If political conspiracies in high office do, in fact, happen; if it is therefore unreasonable to assume conspiracy theories are, by definition, harebrained and paranoia; if constitutional systems of checks and balances are based on the idea that power corrupts and elite political conspiracies are likely; if, because it ridicules suspicion, the conspiracy theory label is inconsistent with the traditional Western ethos of vigilance against conspiracies in high office; if, in summary, the conspiracy theory label is unreasonable and dangerous, how did the label come to be used so widely to begin with?
Most people will be shocked to learn the conspiracy theory label was popularised as a pejorative term by the Central Intelligence Agency (CIA) in a global propaganda program initiated in 1967. This program was directed at criticisms of the Warren Commission Report.

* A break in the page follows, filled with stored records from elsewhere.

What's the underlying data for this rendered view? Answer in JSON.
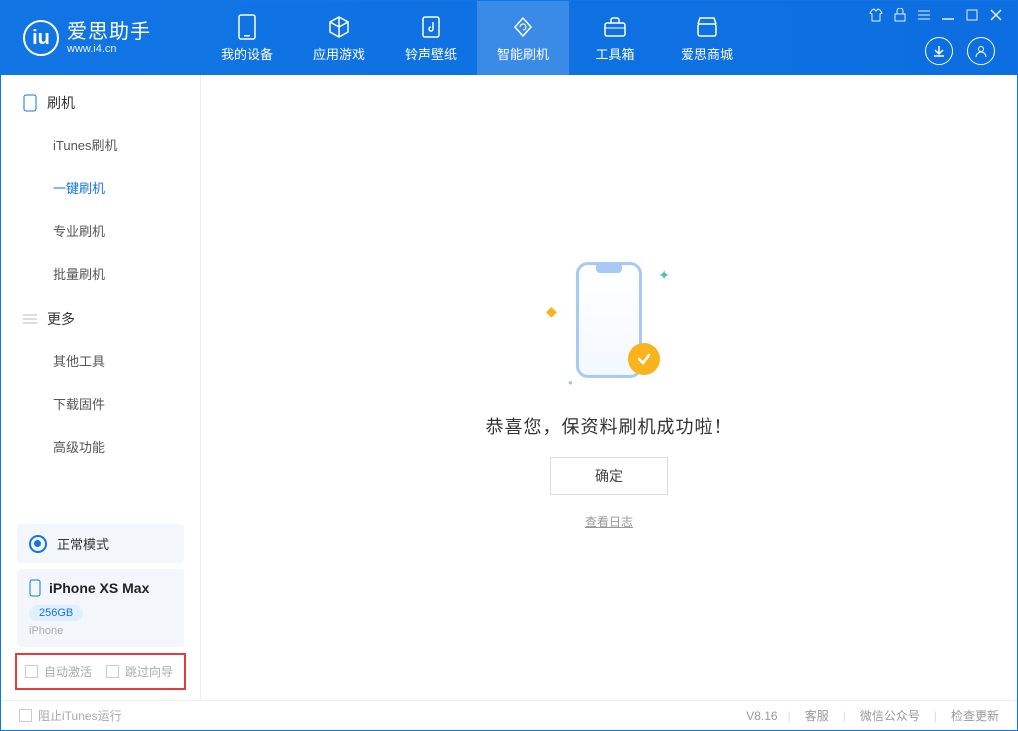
{
  "app": {
    "name": "爱思助手",
    "domain": "www.i4.cn"
  },
  "nav": [
    {
      "label": "我的设备",
      "icon": "device"
    },
    {
      "label": "应用游戏",
      "icon": "cube"
    },
    {
      "label": "铃声壁纸",
      "icon": "music"
    },
    {
      "label": "智能刷机",
      "icon": "refresh",
      "active": true
    },
    {
      "label": "工具箱",
      "icon": "toolbox"
    },
    {
      "label": "爱思商城",
      "icon": "store"
    }
  ],
  "sidebar": {
    "group1_title": "刷机",
    "group1_items": [
      {
        "label": "iTunes刷机"
      },
      {
        "label": "一键刷机",
        "active": true
      },
      {
        "label": "专业刷机"
      },
      {
        "label": "批量刷机"
      }
    ],
    "group2_title": "更多",
    "group2_items": [
      {
        "label": "其他工具"
      },
      {
        "label": "下载固件"
      },
      {
        "label": "高级功能"
      }
    ]
  },
  "mode": {
    "label": "正常模式"
  },
  "device": {
    "name": "iPhone XS Max",
    "capacity": "256GB",
    "type": "iPhone"
  },
  "options": {
    "auto_activate": "自动激活",
    "skip_guide": "跳过向导"
  },
  "main": {
    "headline": "恭喜您，保资料刷机成功啦！",
    "ok": "确定",
    "view_log": "查看日志"
  },
  "footer": {
    "block_itunes": "阻止iTunes运行",
    "version": "V8.16",
    "links": [
      "客服",
      "微信公众号",
      "检查更新"
    ]
  }
}
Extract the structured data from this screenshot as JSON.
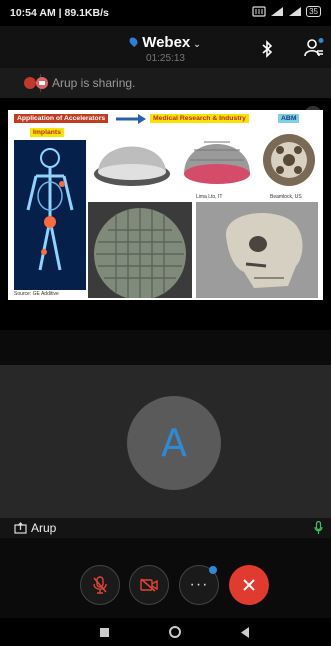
{
  "status_bar": {
    "time": "10:54 AM | 89.1KB/s",
    "battery_label": "35"
  },
  "header": {
    "app_title": "Webex",
    "call_duration": "01:25:13"
  },
  "share_banner": {
    "text": "Arup is sharing."
  },
  "slide": {
    "tags": [
      "Application of Accelerators",
      "Medical Research & Industry",
      "ABM",
      "Implants"
    ],
    "captions": [
      "Lima Lto, IT",
      "Beamlock, US",
      "Source: GE Additive"
    ]
  },
  "participant": {
    "avatar_initial": "A",
    "name": "Arup"
  },
  "colors": {
    "accent": "#2d8ad6",
    "end_call": "#e03b2e",
    "mic_active": "#3fbf5f"
  }
}
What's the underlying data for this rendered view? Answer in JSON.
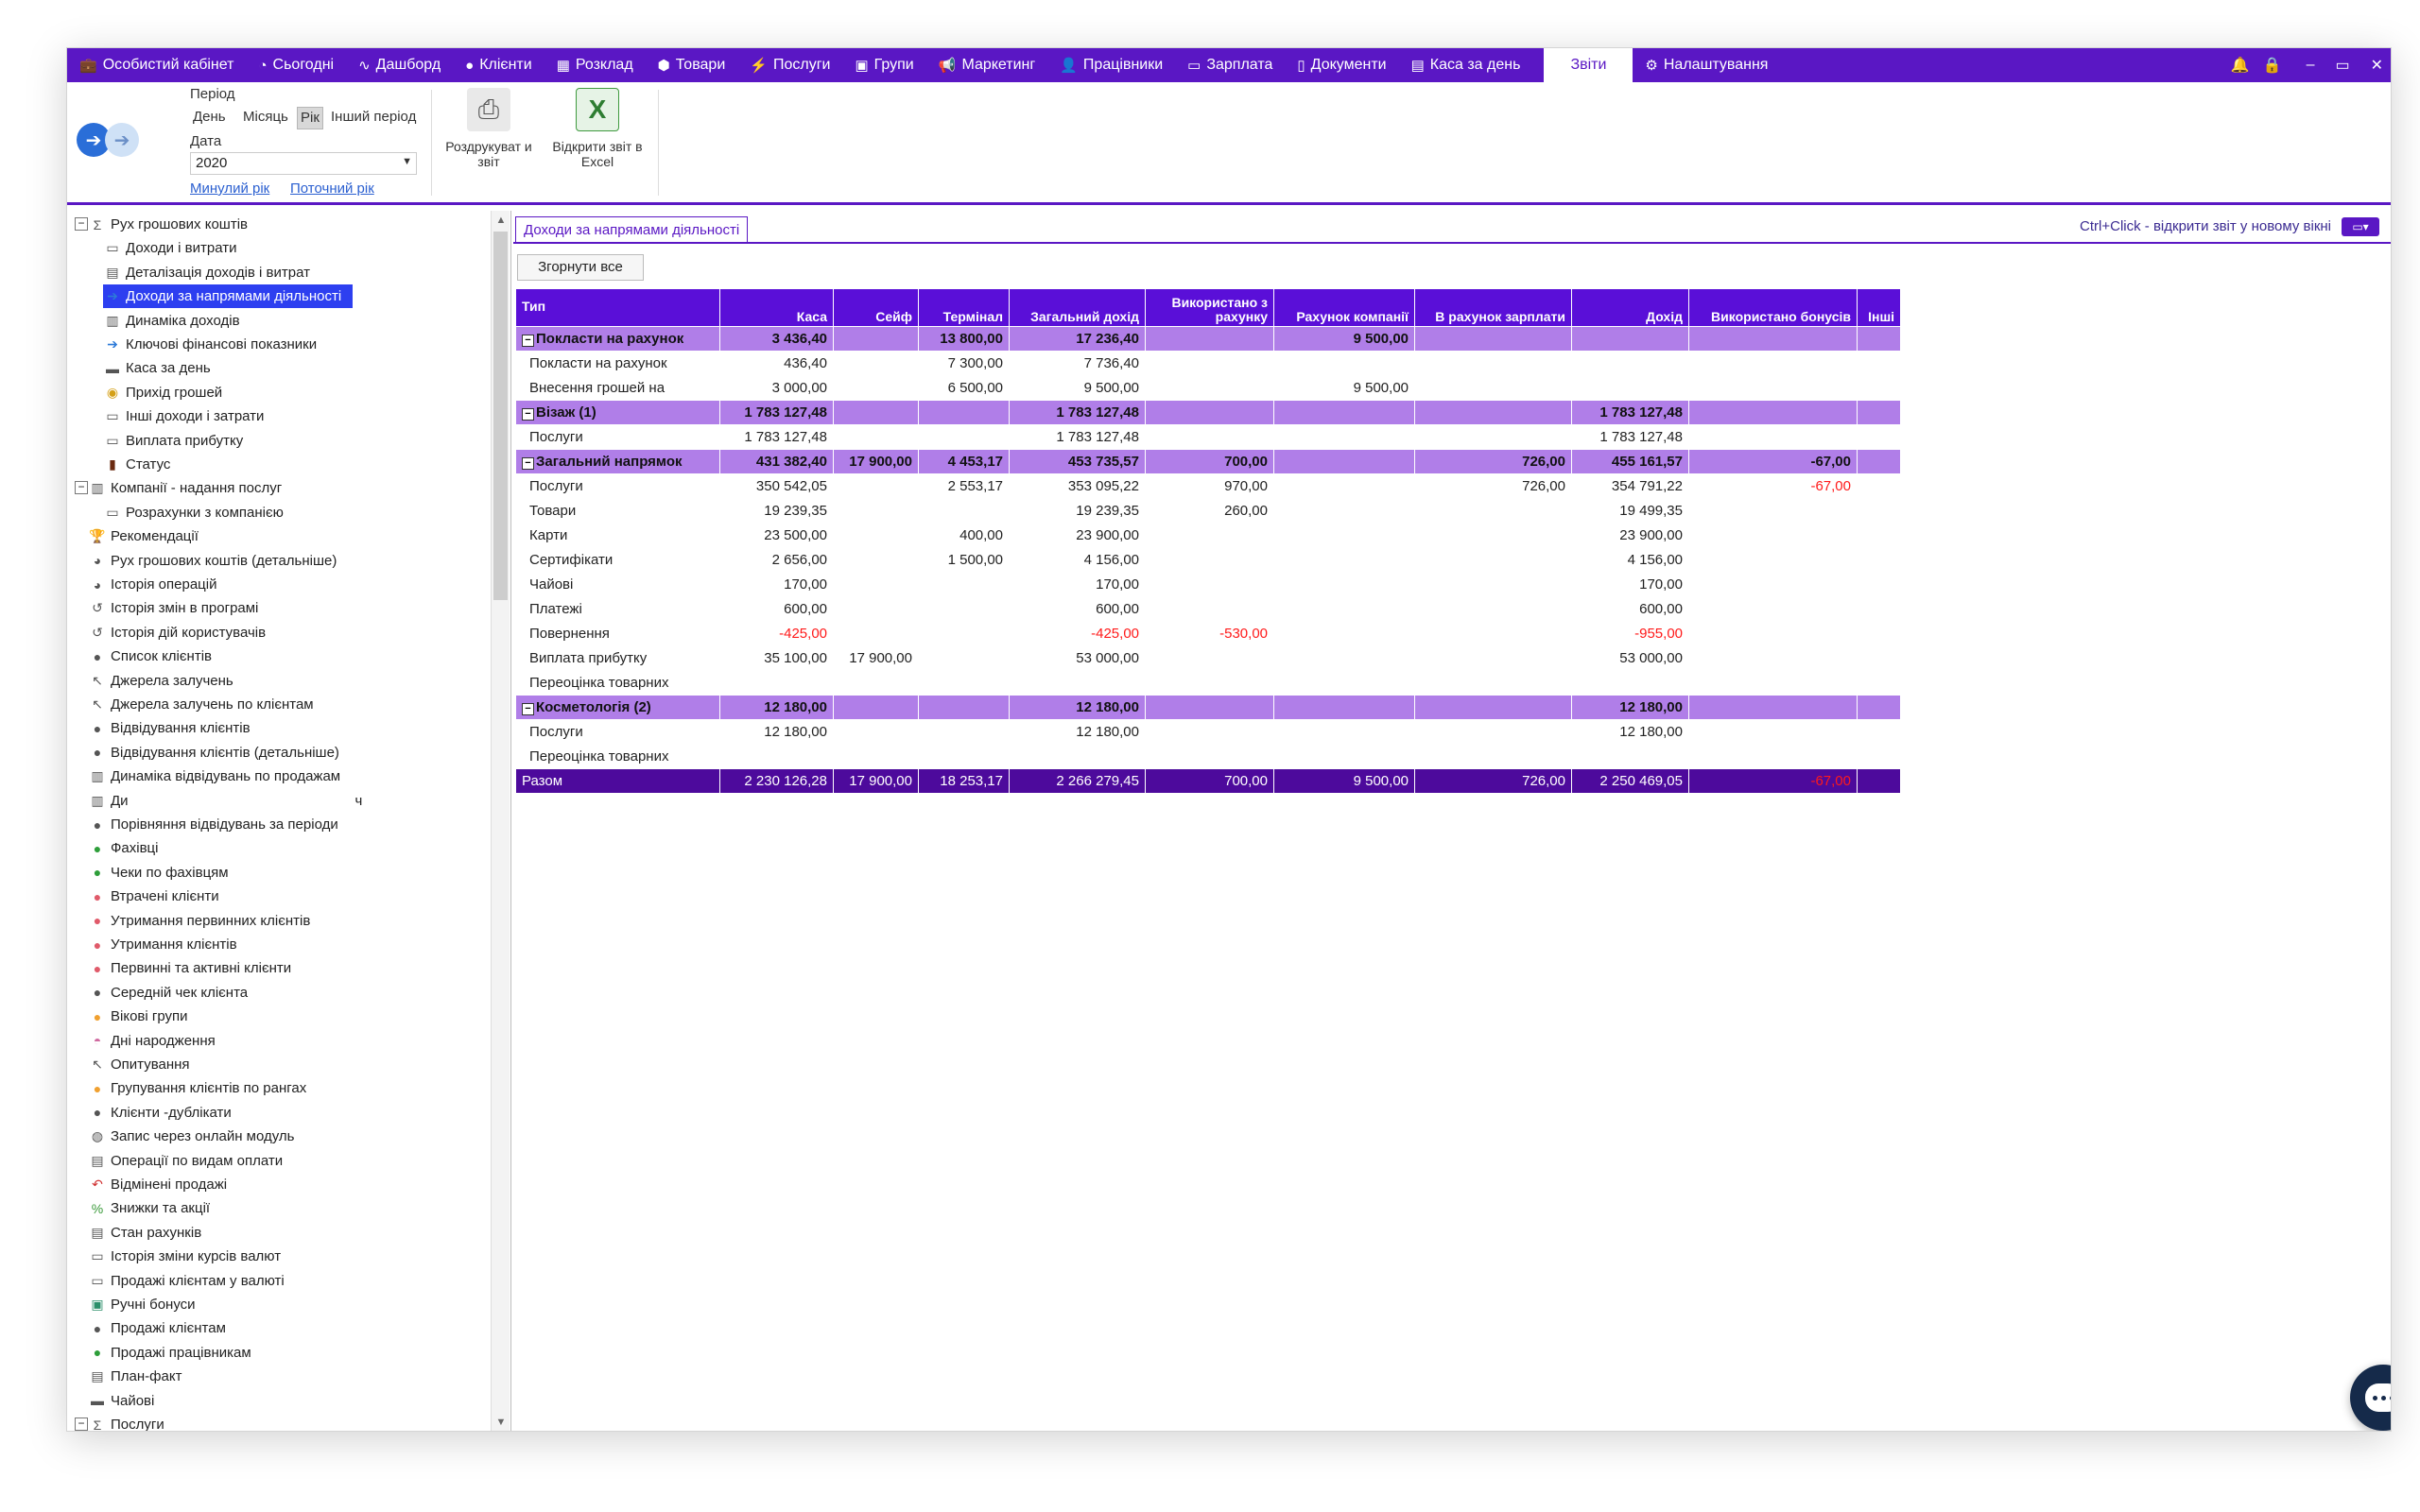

The propaganda campaign called on media corporations and journalists around the world to criticise conspiracy theorists and raise questions about their motives and judgments. The CIA informed its contacts that “parts of the conspiracy talk appear to be deliberately generated by communist propagandists.” In the shadows of McCarthyism and the Cold War, this warning about communist influence was delivered simultaneously to hundreds of well-positioned members of the press in a global CIA propaganda network, infusing the conspiracy theory label with powerfully negative associations. In my book, I refer to this as the “conspiracy theory conspiracy.”
For a more detailed exposition on the above, read Prof. Lance DeHaven-Smith’s Conspiracy Theory in America (University of Texas Press, 2013), available from all good bookstores and online retailers.
LANCE DEHAVEN-SMITH is Professor in the Reubin O’D. Askew School of Public Administration and Policy at Florida State University. A former President of the Florida Political Science Association, deHaven-Smith is the author of more than a dozen books, including The Battle for Florida, which analyses the disputed 2000 US presidential election, as well as The Hidden Teachings of Jesus: The Political Meaning of the Kingdom of God(Phanes Press, 2001). His latest book is Conspiracy Theory in America (University of Texas Press, 2013). DeHaven-Smith has appeared on Good Morning America, the Today Show, NBC Nightly News with Tom Brokaw, CBS Nightly News with Dan Rather, the NewsHour with Jim Lehrer, and other US TV and radio shows. His website is www.dehaven-smith.com.